(GIVEN INFORMATION Opens)

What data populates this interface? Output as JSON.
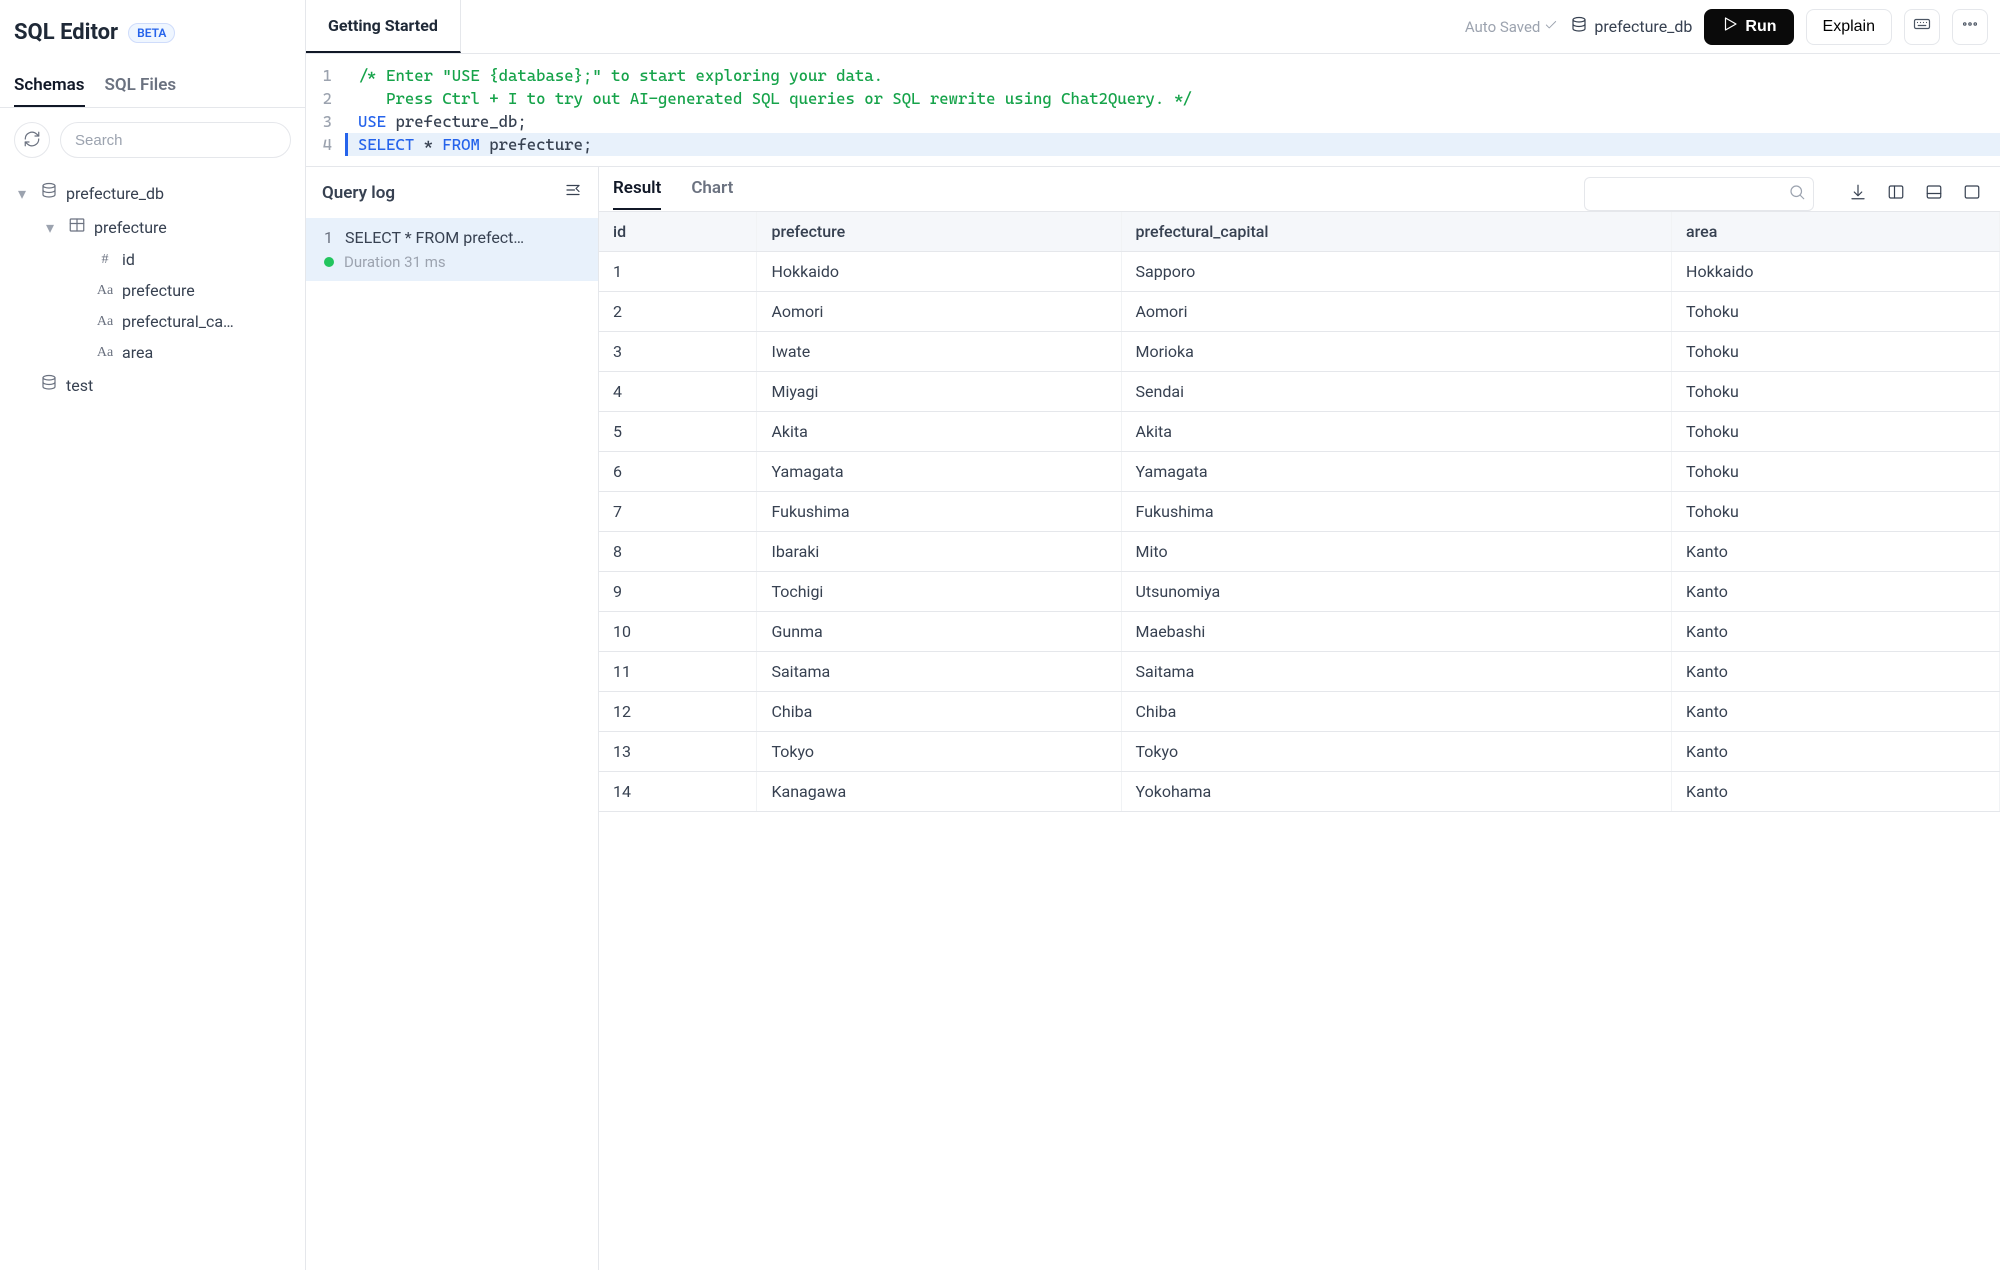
{
  "sidebar": {
    "title": "SQL Editor",
    "badge": "BETA",
    "tabs": {
      "schemas": "Schemas",
      "sqlfiles": "SQL Files"
    },
    "search_placeholder": "Search",
    "tree": {
      "db_name": "prefecture_db",
      "table_name": "prefecture",
      "columns": [
        {
          "name": "id",
          "icon": "#"
        },
        {
          "name": "prefecture",
          "icon": "Aa"
        },
        {
          "name": "prefectural_ca…",
          "icon": "Aa"
        },
        {
          "name": "area",
          "icon": "Aa"
        }
      ],
      "other_db": "test"
    }
  },
  "topbar": {
    "active_tab": "Getting Started",
    "autosaved": "Auto Saved",
    "db_label": "prefecture_db",
    "run": "Run",
    "explain": "Explain"
  },
  "editor": {
    "lines": [
      {
        "n": "1",
        "segs": [
          {
            "cls": "tok-comment",
            "text": "/* Enter \"USE {database};\" to start exploring your data."
          }
        ]
      },
      {
        "n": "2",
        "segs": [
          {
            "cls": "tok-comment",
            "text": "   Press Ctrl + I to try out AI-generated SQL queries or SQL rewrite using Chat2Query. */"
          }
        ]
      },
      {
        "n": "3",
        "segs": [
          {
            "cls": "tok-kw",
            "text": "USE"
          },
          {
            "cls": "tok-text",
            "text": " prefecture_db;"
          }
        ]
      },
      {
        "n": "4",
        "active": true,
        "segs": [
          {
            "cls": "tok-kw",
            "text": "SELECT"
          },
          {
            "cls": "tok-text",
            "text": " * "
          },
          {
            "cls": "tok-kw",
            "text": "FROM"
          },
          {
            "cls": "tok-text",
            "text": " prefecture;"
          }
        ]
      }
    ]
  },
  "querylog": {
    "title": "Query log",
    "entries": [
      {
        "num": "1",
        "sql": "SELECT * FROM prefect…",
        "duration": "Duration 31 ms"
      }
    ]
  },
  "results": {
    "tabs": {
      "result": "Result",
      "chart": "Chart"
    },
    "columns": [
      "id",
      "prefecture",
      "prefectural_capital",
      "area"
    ],
    "rows": [
      [
        "1",
        "Hokkaido",
        "Sapporo",
        "Hokkaido"
      ],
      [
        "2",
        "Aomori",
        "Aomori",
        "Tohoku"
      ],
      [
        "3",
        "Iwate",
        "Morioka",
        "Tohoku"
      ],
      [
        "4",
        "Miyagi",
        "Sendai",
        "Tohoku"
      ],
      [
        "5",
        "Akita",
        "Akita",
        "Tohoku"
      ],
      [
        "6",
        "Yamagata",
        "Yamagata",
        "Tohoku"
      ],
      [
        "7",
        "Fukushima",
        "Fukushima",
        "Tohoku"
      ],
      [
        "8",
        "Ibaraki",
        "Mito",
        "Kanto"
      ],
      [
        "9",
        "Tochigi",
        "Utsunomiya",
        "Kanto"
      ],
      [
        "10",
        "Gunma",
        "Maebashi",
        "Kanto"
      ],
      [
        "11",
        "Saitama",
        "Saitama",
        "Kanto"
      ],
      [
        "12",
        "Chiba",
        "Chiba",
        "Kanto"
      ],
      [
        "13",
        "Tokyo",
        "Tokyo",
        "Kanto"
      ],
      [
        "14",
        "Kanagawa",
        "Yokohama",
        "Kanto"
      ]
    ]
  }
}
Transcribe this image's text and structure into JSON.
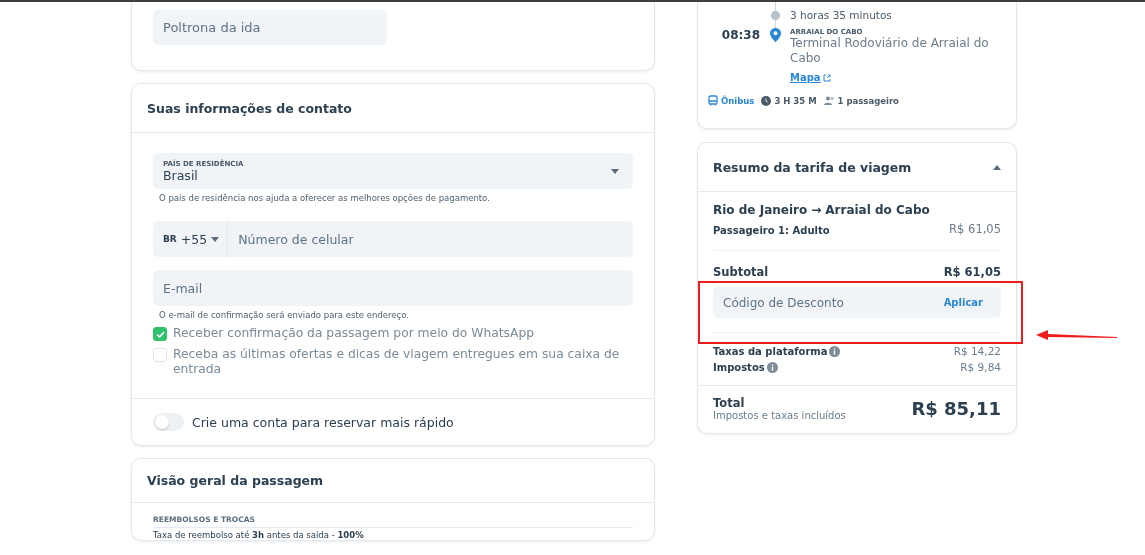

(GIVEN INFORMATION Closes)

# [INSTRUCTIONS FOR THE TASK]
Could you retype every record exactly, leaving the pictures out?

# [EXPECTED ANSWER]
What data populates this interface? Output as JSON.
{
  "sidebar": {
    "title": "SQL Editor",
    "badge": "BETA",
    "tabs": {
      "schemas": "Schemas",
      "sqlfiles": "SQL Files"
    },
    "search_placeholder": "Search",
    "tree": {
      "db_name": "prefecture_db",
      "table_name": "prefecture",
      "columns": [
        {
          "name": "id",
          "icon": "#"
        },
        {
          "name": "prefecture",
          "icon": "Aa"
        },
        {
          "name": "prefectural_ca…",
          "icon": "Aa"
        },
        {
          "name": "area",
          "icon": "Aa"
        }
      ],
      "other_db": "test"
    }
  },
  "topbar": {
    "active_tab": "Getting Started",
    "autosaved": "Auto Saved",
    "db_label": "prefecture_db",
    "run": "Run",
    "explain": "Explain"
  },
  "editor": {
    "lines": [
      {
        "n": "1",
        "segs": [
          {
            "cls": "tok-comment",
            "text": "/* Enter \"USE {database};\" to start exploring your data."
          }
        ]
      },
      {
        "n": "2",
        "segs": [
          {
            "cls": "tok-comment",
            "text": "   Press Ctrl + I to try out AI-generated SQL queries or SQL rewrite using Chat2Query. */"
          }
        ]
      },
      {
        "n": "3",
        "segs": [
          {
            "cls": "tok-kw",
            "text": "USE"
          },
          {
            "cls": "tok-text",
            "text": " prefecture_db;"
          }
        ]
      },
      {
        "n": "4",
        "active": true,
        "segs": [
          {
            "cls": "tok-kw",
            "text": "SELECT"
          },
          {
            "cls": "tok-text",
            "text": " * "
          },
          {
            "cls": "tok-kw",
            "text": "FROM"
          },
          {
            "cls": "tok-text",
            "text": " prefecture;"
          }
        ]
      }
    ]
  },
  "querylog": {
    "title": "Query log",
    "entries": [
      {
        "num": "1",
        "sql": "SELECT * FROM prefect…",
        "duration": "Duration 31 ms"
      }
    ]
  },
  "results": {
    "tabs": {
      "result": "Result",
      "chart": "Chart"
    },
    "columns": [
      "id",
      "prefecture",
      "prefectural_capital",
      "area"
    ],
    "rows": [
      [
        "1",
        "Hokkaido",
        "Sapporo",
        "Hokkaido"
      ],
      [
        "2",
        "Aomori",
        "Aomori",
        "Tohoku"
      ],
      [
        "3",
        "Iwate",
        "Morioka",
        "Tohoku"
      ],
      [
        "4",
        "Miyagi",
        "Sendai",
        "Tohoku"
      ],
      [
        "5",
        "Akita",
        "Akita",
        "Tohoku"
      ],
      [
        "6",
        "Yamagata",
        "Yamagata",
        "Tohoku"
      ],
      [
        "7",
        "Fukushima",
        "Fukushima",
        "Tohoku"
      ],
      [
        "8",
        "Ibaraki",
        "Mito",
        "Kanto"
      ],
      [
        "9",
        "Tochigi",
        "Utsunomiya",
        "Kanto"
      ],
      [
        "10",
        "Gunma",
        "Maebashi",
        "Kanto"
      ],
      [
        "11",
        "Saitama",
        "Saitama",
        "Kanto"
      ],
      [
        "12",
        "Chiba",
        "Chiba",
        "Kanto"
      ],
      [
        "13",
        "Tokyo",
        "Tokyo",
        "Kanto"
      ],
      [
        "14",
        "Kanagawa",
        "Yokohama",
        "Kanto"
      ]
    ]
  }
}
Transcribe this image's text and structure into JSON.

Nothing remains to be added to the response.